WHAT YOU SHOULD DO
From the first line to the last, print the data exactly as it appears.

[DATA FOR REVIEW]

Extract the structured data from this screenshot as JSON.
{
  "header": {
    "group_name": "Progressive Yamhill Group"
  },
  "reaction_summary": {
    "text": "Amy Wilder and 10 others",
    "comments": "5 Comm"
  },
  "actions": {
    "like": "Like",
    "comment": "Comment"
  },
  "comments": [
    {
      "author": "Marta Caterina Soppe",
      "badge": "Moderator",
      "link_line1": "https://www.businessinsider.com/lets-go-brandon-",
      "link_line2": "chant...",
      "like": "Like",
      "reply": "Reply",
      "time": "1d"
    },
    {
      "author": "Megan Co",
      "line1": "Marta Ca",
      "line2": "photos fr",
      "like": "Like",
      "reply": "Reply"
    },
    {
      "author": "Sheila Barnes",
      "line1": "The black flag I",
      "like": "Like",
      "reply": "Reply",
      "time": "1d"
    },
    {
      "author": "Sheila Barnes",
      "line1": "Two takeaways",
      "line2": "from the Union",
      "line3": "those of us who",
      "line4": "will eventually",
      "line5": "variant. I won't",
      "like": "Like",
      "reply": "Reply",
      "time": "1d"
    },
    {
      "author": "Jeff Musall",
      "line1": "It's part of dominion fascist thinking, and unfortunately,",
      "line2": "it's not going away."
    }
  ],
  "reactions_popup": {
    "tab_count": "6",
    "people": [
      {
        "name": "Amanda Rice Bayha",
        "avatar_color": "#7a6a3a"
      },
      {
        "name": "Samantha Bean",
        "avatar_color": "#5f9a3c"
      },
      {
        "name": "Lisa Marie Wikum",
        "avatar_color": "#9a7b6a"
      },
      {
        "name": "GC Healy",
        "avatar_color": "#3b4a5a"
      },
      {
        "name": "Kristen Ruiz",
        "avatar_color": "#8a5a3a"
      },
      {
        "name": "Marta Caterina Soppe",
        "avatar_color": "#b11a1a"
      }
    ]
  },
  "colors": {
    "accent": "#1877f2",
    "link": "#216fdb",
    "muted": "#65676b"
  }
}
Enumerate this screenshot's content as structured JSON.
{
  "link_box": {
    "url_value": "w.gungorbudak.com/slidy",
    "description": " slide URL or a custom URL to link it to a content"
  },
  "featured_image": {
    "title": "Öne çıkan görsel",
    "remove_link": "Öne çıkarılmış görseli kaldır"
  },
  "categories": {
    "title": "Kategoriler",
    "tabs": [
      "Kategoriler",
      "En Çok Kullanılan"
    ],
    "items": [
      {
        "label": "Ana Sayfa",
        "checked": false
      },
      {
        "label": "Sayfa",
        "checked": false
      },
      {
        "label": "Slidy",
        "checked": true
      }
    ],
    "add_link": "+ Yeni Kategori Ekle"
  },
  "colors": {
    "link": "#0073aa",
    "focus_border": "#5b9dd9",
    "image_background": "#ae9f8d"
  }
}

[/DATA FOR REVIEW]

OUTPUT
Extract the structured data from this screenshot as JSON.
{
  "header": {
    "group_name": "Progressive Yamhill Group"
  },
  "reaction_summary": {
    "text": "Amy Wilder and 10 others",
    "comments": "5 Comm"
  },
  "actions": {
    "like": "Like",
    "comment": "Comment"
  },
  "comments": [
    {
      "author": "Marta Caterina Soppe",
      "badge": "Moderator",
      "link_line1": "https://www.businessinsider.com/lets-go-brandon-",
      "link_line2": "chant...",
      "like": "Like",
      "reply": "Reply",
      "time": "1d"
    },
    {
      "author": "Megan Co",
      "line1": "Marta Ca",
      "line2": "photos fr",
      "like": "Like",
      "reply": "Reply"
    },
    {
      "author": "Sheila Barnes",
      "line1": "The black flag I",
      "like": "Like",
      "reply": "Reply",
      "time": "1d"
    },
    {
      "author": "Sheila Barnes",
      "line1": "Two takeaways",
      "line2": "from the Union",
      "line3": "those of us who",
      "line4": "will eventually",
      "line5": "variant. I won't",
      "like": "Like",
      "reply": "Reply",
      "time": "1d"
    },
    {
      "author": "Jeff Musall",
      "line1": "It's part of dominion fascist thinking, and unfortunately,",
      "line2": "it's not going away."
    }
  ],
  "reactions_popup": {
    "tab_count": "6",
    "people": [
      {
        "name": "Amanda Rice Bayha",
        "avatar_color": "#7a6a3a"
      },
      {
        "name": "Samantha Bean",
        "avatar_color": "#5f9a3c"
      },
      {
        "name": "Lisa Marie Wikum",
        "avatar_color": "#9a7b6a"
      },
      {
        "name": "GC Healy",
        "avatar_color": "#3b4a5a"
      },
      {
        "name": "Kristen Ruiz",
        "avatar_color": "#8a5a3a"
      },
      {
        "name": "Marta Caterina Soppe",
        "avatar_color": "#b11a1a"
      }
    ]
  },
  "colors": {
    "accent": "#1877f2",
    "link": "#216fdb",
    "muted": "#65676b"
  }
}
Enumerate this screenshot's content as structured JSON.
{
  "link_box": {
    "url_value": "w.gungorbudak.com/slidy",
    "description": " slide URL or a custom URL to link it to a content"
  },
  "featured_image": {
    "title": "Öne çıkan görsel",
    "remove_link": "Öne çıkarılmış görseli kaldır"
  },
  "categories": {
    "title": "Kategoriler",
    "tabs": [
      "Kategoriler",
      "En Çok Kullanılan"
    ],
    "items": [
      {
        "label": "Ana Sayfa",
        "checked": false
      },
      {
        "label": "Sayfa",
        "checked": false
      },
      {
        "label": "Slidy",
        "checked": true
      }
    ],
    "add_link": "+ Yeni Kategori Ekle"
  },
  "colors": {
    "link": "#0073aa",
    "focus_border": "#5b9dd9",
    "image_background": "#ae9f8d"
  }
}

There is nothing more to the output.